Work instructions - Show each line of the entries below in which the word "this" appears.
** Opening Records block **
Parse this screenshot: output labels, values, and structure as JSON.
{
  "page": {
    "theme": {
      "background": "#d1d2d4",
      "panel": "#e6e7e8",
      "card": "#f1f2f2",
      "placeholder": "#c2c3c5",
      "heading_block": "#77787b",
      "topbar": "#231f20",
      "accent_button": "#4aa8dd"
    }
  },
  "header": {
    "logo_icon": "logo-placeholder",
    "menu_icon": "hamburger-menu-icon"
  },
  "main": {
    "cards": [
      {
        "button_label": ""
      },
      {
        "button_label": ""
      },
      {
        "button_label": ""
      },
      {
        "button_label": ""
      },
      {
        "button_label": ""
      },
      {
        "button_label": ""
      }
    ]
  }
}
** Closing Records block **
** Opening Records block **
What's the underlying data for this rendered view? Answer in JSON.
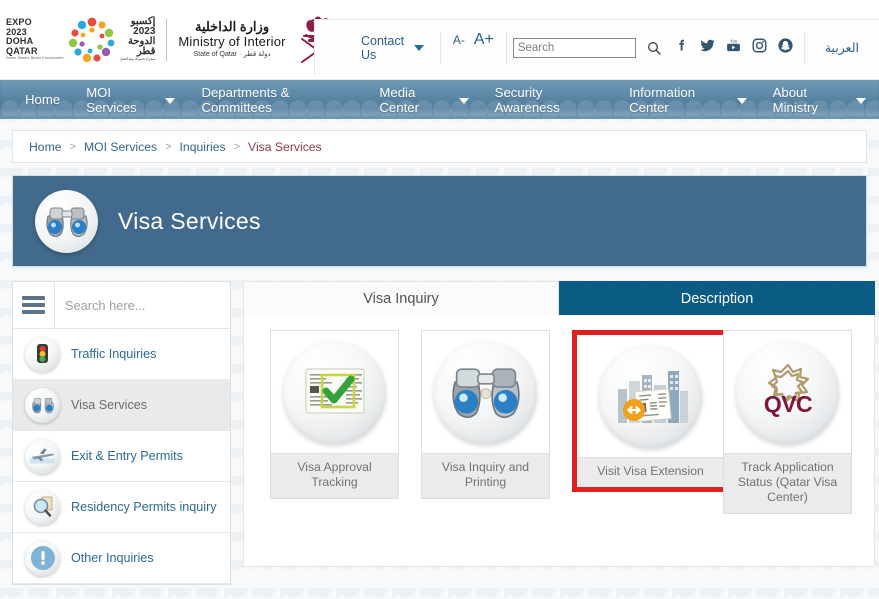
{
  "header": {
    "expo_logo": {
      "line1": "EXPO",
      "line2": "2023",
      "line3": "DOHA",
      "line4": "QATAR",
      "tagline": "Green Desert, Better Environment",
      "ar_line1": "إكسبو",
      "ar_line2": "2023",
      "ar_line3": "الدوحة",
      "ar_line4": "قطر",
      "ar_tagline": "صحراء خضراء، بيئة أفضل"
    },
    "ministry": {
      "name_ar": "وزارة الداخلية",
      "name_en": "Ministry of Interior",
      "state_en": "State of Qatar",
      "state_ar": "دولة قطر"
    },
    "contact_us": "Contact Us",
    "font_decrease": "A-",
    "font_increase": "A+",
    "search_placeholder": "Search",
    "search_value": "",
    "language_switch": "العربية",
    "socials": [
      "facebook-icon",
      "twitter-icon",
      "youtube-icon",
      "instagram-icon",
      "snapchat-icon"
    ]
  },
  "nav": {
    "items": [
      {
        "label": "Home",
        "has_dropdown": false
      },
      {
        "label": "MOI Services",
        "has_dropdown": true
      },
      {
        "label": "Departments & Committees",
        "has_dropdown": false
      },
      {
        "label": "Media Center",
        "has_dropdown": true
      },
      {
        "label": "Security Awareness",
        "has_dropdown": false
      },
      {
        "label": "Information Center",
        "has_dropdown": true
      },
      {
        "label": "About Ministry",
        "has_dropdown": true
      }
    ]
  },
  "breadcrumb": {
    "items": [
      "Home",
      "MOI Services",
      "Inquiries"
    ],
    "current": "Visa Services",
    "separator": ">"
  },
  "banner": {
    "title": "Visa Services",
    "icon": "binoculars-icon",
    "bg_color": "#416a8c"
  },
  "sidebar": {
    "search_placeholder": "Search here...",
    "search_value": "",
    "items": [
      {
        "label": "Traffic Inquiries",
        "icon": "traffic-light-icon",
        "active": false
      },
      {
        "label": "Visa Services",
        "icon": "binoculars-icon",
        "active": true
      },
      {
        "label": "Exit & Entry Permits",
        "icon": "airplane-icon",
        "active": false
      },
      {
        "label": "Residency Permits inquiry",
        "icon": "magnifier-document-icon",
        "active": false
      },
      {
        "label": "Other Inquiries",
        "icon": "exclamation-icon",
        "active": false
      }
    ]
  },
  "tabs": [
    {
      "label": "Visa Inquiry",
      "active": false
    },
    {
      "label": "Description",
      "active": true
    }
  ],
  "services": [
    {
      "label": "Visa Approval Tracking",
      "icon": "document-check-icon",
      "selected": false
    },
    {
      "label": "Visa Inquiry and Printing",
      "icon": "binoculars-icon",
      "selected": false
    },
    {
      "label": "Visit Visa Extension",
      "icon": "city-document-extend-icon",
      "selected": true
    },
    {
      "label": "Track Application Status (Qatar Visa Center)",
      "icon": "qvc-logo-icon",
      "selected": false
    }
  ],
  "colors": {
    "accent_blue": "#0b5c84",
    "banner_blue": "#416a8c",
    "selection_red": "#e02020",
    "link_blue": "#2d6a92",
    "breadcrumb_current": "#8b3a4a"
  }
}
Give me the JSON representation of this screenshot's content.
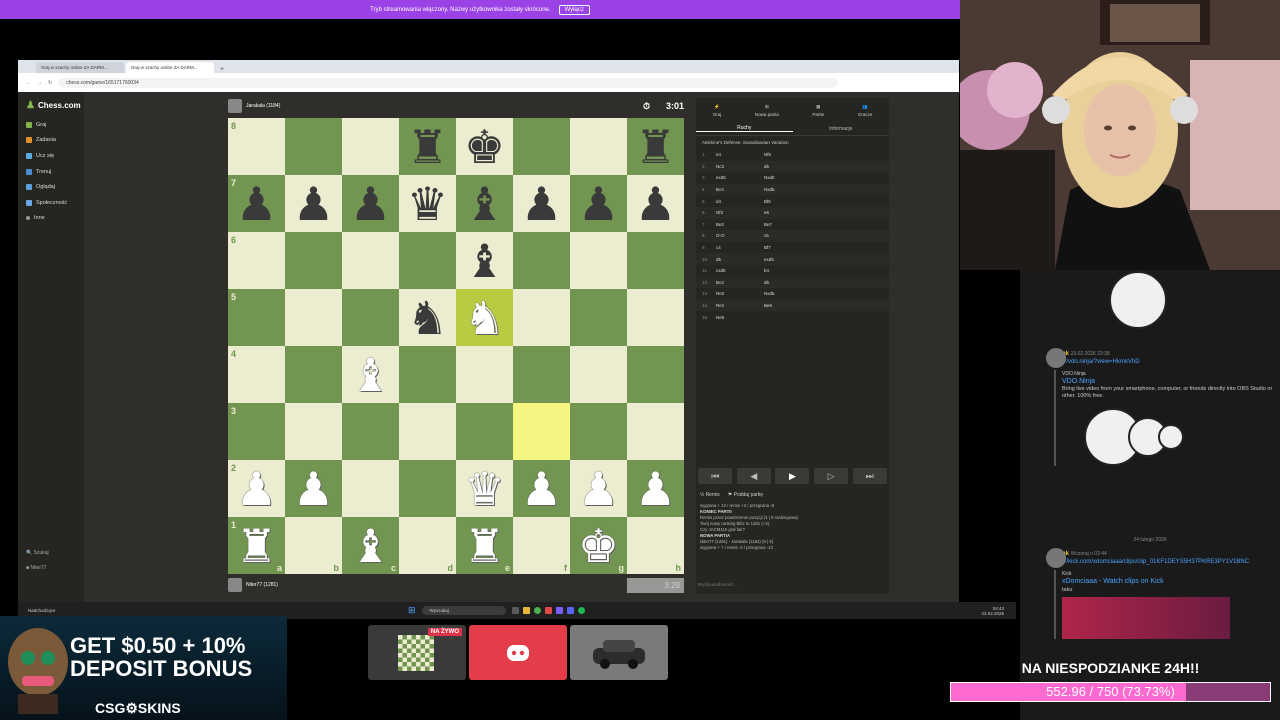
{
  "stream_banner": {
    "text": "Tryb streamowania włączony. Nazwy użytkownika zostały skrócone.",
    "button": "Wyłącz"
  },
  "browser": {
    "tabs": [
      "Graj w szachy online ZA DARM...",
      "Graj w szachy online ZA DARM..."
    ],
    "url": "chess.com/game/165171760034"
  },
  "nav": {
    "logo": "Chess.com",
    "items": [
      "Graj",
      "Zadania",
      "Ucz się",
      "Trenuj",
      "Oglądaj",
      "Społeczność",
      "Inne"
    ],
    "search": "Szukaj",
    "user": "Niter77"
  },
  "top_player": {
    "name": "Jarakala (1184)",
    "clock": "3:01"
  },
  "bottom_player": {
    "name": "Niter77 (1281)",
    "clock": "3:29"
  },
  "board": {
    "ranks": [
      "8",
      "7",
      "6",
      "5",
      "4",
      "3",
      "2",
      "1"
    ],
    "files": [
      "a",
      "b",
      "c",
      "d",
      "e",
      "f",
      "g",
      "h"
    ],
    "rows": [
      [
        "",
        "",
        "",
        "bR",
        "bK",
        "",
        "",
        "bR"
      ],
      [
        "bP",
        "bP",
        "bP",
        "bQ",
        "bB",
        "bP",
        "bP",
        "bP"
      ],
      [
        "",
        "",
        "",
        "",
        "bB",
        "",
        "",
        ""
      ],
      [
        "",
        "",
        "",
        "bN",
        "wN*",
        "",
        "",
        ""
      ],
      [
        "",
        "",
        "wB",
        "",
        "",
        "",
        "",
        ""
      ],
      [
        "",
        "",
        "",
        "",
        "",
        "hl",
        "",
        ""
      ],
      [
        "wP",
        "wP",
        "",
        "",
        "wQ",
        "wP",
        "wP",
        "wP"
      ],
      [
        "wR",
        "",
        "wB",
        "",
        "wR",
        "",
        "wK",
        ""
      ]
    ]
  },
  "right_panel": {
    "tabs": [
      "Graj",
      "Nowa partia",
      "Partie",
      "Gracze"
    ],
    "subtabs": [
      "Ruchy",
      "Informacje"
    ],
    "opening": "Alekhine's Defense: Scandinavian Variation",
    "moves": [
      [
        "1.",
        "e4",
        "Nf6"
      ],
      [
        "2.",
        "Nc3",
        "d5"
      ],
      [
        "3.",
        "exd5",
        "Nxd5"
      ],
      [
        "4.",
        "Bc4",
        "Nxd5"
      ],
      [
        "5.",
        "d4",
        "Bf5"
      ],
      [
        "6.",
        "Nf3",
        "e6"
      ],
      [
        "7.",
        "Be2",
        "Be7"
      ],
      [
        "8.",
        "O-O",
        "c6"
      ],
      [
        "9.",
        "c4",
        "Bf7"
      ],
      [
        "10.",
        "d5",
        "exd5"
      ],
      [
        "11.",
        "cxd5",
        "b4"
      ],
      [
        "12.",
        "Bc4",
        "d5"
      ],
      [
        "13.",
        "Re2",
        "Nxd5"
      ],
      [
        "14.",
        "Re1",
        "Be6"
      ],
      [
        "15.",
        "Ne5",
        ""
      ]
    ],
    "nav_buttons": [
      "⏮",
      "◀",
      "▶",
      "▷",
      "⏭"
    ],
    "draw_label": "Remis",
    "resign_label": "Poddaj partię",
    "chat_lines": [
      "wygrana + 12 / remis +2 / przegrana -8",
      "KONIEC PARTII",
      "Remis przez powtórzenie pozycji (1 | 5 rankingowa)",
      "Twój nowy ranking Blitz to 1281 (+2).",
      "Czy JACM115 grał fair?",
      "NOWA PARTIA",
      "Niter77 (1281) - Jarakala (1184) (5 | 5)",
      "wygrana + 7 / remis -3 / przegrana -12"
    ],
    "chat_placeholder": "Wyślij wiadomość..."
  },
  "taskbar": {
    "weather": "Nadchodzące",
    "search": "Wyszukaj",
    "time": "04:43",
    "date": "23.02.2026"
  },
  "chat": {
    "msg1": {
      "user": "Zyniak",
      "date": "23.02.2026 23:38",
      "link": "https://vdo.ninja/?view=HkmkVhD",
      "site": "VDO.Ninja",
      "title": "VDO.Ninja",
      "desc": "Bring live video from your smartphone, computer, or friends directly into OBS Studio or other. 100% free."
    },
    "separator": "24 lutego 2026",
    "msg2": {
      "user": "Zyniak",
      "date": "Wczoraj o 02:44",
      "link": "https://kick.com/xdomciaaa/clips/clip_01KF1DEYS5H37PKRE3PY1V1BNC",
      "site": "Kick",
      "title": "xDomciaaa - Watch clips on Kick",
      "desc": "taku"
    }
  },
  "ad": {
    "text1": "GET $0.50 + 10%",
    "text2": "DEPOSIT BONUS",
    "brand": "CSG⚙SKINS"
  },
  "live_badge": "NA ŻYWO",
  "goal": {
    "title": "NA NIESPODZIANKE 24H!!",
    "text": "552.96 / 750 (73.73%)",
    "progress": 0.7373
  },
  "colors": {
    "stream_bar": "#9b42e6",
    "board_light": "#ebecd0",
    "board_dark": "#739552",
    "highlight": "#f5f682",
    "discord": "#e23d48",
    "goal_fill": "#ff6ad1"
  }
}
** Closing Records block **
Written answer -
Parse this screenshot: output labels, values, and structure as JSON.
What's the underlying data for this rendered view? Answer in JSON.
Give me the JSON representation of this screenshot's content.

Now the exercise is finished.